Ever since that perfect late summer day of 2001 was shattered by a spate of evil like North America had never seen before, I have wondered. I wondered how Toronto would fare in the aftermath of an attack – domestic or foreign, terrorist or otherwise – and what we, whose job it was to talk with those who suffered in fear and sadness, would say.
Time has taught me this: there are no words to ease the pain. I know this from years of living with it and from running over and over in my head just what words would bring comfort in the aftermath of such a senseless loss as we experienced yesterday on a flawless spring day. I say “we” because Toronto will always own a huge part of my heart and my life.
As I mentioned here yesterday, I know that most of the visitors to this journal are from southern Ontario. I felt the jolt of pain and shock, just as you did, with news of a van on a busy Yonge Street sidewalk taking out pedestrians and people just out doing their business, enjoying such long-awaited blue skies and warmer temperatures. A spring awakening that turned into a nightmare.
When I retweeted Steve Roberts from 680 News with the number of fatalities at nine and another 16 injured (at that time; sadly, the death toll reached 10 last night), a woman tweeted back: “I’m 54 and I’m not sure I want to live in a world like this anymore.”
I responded quickly: “It has always been like this. And the human spirit prevails.”
She thanked me and said she needed to get off social media for a while.
I understand how exhausting it can be: all of the details (not all of them true), the speculation, the useless finger-pointing, the rampant jumping to conclusion. Someone tweeted to me, “This doesn’t happen here.” But, oh, it does: in January of 2017, six people who were worshipping were gunned down in a Quebec City mosque. But we keep going. We don’t let hate win.
Like our sisters and brothers in Paris, London, Quebec City, Nice, New York City – anywhere that a terrifying incident (no matter in whose name) has struck – we keep living our lives. We stop to mourn, to learn the names and stories of those we have lost; we hear their families’ memories and the legacies that have been cut short. And then, as though pulling grace from the flowers sure to be laid to rest on city sidewalks, we strengthen our resolve to keep going. Unlike those bouquets, we will not wilt and blow away. Because the human spirit is indomitable and no amount of evil, no matter how close to home, will prevail.
To you, to people of the city that was our home for so very long, and to those who suffer today and live in fear at the thought of such horror as that visited upon us yesterday by one man with darkness in his heart and utter destruction on his mind, I say this: the pain subsides.
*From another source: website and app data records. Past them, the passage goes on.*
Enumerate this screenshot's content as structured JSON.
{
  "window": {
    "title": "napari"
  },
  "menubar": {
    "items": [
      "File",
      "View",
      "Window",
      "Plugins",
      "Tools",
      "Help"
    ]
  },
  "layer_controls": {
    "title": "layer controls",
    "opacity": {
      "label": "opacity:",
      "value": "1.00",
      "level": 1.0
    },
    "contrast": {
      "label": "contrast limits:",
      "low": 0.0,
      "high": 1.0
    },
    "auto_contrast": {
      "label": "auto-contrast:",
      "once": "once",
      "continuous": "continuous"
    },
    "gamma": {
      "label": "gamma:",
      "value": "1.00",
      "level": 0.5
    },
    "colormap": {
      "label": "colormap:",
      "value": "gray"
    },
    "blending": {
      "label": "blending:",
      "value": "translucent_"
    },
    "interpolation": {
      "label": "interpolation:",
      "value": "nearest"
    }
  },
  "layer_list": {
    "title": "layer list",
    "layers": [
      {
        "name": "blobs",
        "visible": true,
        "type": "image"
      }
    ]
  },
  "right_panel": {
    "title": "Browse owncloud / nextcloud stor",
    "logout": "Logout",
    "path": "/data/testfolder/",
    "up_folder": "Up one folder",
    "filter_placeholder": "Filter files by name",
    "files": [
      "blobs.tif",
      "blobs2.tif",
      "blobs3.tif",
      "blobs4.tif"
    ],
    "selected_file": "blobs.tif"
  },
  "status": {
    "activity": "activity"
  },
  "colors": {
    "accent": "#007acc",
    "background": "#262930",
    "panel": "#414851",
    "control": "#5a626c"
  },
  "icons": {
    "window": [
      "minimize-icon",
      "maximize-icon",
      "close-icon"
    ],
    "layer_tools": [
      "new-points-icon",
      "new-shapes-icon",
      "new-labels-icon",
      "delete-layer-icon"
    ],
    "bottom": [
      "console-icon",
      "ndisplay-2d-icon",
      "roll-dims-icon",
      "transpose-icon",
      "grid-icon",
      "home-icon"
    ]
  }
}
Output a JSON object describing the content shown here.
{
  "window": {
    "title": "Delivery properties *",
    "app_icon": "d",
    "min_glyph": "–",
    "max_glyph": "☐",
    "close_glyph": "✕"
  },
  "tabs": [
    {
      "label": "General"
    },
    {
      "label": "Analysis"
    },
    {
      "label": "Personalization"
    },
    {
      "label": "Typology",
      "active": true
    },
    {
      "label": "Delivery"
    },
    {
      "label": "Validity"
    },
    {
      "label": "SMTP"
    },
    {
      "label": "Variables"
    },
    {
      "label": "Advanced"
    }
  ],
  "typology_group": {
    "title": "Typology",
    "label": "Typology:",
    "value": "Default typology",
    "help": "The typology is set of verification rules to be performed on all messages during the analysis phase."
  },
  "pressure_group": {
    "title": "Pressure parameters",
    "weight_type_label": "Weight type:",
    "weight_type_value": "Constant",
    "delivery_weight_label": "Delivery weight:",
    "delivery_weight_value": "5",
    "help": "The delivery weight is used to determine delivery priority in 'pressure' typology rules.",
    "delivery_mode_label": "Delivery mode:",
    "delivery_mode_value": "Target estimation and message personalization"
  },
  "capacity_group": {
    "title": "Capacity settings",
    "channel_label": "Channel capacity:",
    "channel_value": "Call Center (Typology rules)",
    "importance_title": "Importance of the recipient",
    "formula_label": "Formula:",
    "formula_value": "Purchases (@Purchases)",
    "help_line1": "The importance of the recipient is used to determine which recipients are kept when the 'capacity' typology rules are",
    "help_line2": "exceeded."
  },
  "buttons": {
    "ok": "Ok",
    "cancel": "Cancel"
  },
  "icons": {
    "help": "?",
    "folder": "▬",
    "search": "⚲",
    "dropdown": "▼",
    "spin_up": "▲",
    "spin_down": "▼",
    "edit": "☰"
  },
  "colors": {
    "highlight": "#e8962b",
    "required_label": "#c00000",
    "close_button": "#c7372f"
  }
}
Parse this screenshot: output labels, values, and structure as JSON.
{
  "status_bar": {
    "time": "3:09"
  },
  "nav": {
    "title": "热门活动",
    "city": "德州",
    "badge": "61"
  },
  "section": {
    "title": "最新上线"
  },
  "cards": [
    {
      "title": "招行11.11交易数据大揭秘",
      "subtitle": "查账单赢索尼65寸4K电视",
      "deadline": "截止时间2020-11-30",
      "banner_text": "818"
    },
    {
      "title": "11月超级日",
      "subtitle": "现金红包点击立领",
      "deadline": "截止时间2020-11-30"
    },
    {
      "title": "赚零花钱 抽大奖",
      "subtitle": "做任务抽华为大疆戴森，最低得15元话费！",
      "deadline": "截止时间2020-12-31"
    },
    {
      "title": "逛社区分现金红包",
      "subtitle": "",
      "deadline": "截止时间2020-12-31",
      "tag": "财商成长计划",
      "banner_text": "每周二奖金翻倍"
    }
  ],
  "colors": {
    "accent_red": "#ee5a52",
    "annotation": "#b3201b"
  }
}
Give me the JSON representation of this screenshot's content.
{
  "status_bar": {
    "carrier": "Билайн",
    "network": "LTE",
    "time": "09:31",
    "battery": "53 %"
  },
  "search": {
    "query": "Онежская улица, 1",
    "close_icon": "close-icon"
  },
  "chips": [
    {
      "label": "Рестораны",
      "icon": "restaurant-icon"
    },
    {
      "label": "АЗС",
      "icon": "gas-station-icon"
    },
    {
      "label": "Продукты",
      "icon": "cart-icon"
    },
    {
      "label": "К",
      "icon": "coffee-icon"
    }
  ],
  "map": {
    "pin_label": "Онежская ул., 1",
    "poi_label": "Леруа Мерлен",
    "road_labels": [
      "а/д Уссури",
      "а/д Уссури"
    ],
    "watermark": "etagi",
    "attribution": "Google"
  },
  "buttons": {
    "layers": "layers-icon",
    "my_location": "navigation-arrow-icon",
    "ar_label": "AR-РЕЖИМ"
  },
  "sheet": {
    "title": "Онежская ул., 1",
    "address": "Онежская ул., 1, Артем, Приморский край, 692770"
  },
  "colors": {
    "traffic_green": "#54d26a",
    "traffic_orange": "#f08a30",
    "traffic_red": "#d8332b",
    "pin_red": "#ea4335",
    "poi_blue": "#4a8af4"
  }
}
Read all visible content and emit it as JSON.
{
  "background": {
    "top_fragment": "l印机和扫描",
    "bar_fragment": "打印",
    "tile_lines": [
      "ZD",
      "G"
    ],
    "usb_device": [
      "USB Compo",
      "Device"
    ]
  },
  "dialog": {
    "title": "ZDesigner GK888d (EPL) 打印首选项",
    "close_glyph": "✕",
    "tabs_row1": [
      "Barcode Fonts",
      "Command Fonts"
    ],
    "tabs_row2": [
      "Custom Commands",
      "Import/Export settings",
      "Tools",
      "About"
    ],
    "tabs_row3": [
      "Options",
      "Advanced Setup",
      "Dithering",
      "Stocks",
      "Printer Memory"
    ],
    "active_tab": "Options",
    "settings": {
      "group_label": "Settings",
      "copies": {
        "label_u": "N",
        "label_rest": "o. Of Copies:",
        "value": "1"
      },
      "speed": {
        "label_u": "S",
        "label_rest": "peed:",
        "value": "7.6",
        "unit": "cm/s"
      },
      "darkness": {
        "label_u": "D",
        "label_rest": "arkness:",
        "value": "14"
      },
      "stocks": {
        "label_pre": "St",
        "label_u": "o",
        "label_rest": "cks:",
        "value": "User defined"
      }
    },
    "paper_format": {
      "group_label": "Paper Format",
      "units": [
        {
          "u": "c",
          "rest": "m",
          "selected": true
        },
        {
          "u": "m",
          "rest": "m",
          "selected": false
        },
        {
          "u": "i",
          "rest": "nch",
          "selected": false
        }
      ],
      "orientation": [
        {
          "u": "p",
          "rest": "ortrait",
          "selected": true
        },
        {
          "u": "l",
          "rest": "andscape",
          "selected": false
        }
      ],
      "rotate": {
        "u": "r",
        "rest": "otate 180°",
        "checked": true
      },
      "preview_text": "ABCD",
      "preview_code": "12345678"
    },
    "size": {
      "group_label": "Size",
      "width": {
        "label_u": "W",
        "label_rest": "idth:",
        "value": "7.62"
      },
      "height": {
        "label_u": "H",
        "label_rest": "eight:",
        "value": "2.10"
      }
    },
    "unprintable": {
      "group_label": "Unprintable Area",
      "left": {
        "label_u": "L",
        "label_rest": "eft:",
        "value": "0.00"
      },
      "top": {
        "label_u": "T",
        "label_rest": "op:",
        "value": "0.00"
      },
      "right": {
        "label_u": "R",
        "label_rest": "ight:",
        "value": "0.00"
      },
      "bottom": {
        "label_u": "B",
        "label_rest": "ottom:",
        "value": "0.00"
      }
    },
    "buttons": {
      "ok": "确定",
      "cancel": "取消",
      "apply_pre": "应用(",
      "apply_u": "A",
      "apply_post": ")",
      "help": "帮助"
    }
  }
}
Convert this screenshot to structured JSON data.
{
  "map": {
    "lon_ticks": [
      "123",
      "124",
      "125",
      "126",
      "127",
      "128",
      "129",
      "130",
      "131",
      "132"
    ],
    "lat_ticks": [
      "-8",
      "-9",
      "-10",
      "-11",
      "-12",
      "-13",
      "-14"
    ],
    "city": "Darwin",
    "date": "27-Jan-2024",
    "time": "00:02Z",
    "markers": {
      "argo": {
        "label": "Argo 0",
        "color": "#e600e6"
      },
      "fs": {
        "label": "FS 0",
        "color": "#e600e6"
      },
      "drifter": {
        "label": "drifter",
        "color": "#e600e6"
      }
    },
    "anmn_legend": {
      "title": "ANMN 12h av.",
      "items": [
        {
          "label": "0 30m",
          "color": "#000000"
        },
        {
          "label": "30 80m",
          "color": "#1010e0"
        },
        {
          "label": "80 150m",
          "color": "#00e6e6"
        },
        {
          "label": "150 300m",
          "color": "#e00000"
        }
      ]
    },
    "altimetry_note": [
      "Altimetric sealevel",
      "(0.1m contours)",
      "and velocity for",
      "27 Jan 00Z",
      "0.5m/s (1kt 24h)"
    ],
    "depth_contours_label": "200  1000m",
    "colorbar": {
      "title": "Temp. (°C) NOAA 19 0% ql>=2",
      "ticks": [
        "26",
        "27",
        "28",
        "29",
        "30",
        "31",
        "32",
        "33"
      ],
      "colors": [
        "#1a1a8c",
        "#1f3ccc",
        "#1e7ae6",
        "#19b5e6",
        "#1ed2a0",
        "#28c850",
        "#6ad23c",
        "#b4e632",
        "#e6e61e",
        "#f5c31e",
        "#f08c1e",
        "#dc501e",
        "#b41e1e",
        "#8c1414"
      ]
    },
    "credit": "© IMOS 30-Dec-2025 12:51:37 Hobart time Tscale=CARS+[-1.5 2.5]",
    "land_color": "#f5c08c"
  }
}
And you, too, will be all right. Toronto will not be the same again, but Toronto will always be strong – made that way by the many different and wonderful threads that we have so long and so carefully woven as one. Be good to one another.
I’ll be back with you tomorrow.